I have just come back from my trip and conference in New Orleans. We arrived in the city on Thursday afternoon and headed first to Magazine Street to get a bite to eat. First stop—Funrockin’ (their new store on Magazine) to say hello to the owners who are great friends of ours. Nice place—you should check it out. Next (after picking up a few things at Funky Monkey) we headed to Nacho Mama for lunch (we know the owner and sat down with him for a bit). After lunch, we headed to see our artist friend Simon on Magazine (Magazine and Jackson) and spent time in his shop (buying another piece for the house, as we usually do). Finally, we headed to our “hotel” (I can’t believe I was doing that) and then walked into the French Quarter. Other than checking into a “hotel,” it was as if we had never left. By the time we make it to the Mississippi River and stroll on the Moonwalk, I am pretty much overcome with emotion and begin to cry. How can I be “visiting” the city I “live” in? How can I live anywhere else? This was (and still is) the most perfect place for me to live. My wife and I know, though, that “reality” dictates that we can’t live here right now. We rationalize that maybe someday we will be back as permanent residents.
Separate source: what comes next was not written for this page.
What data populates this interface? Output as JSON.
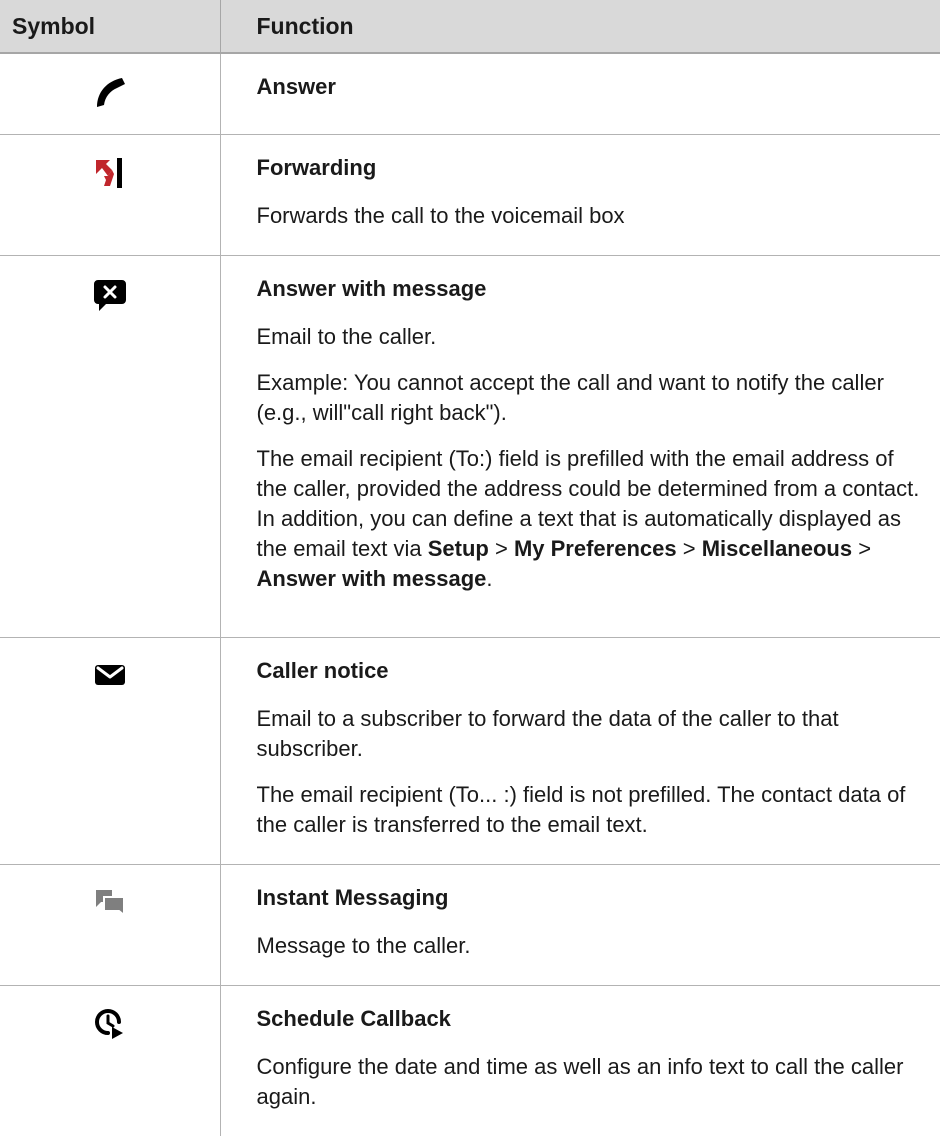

We leave the River, walk back into the Quarter, see friends on almost every block, engage in conversations that take us into the early sunset, and this time both of us cry at all the things we miss in the city….
I can only visit my “centrality of place” these days. Many of you are probably in the same situation. It was an incredible trip back home, and though the Times-Picayune did interview me after I gave my paper presentation on how exiles are recreating New Orleans culture in their current places of residence, I did not see the interview mentioned at all the rest of the weekend. It was good to be back home, and we will be back for French Quarter Fest later next month.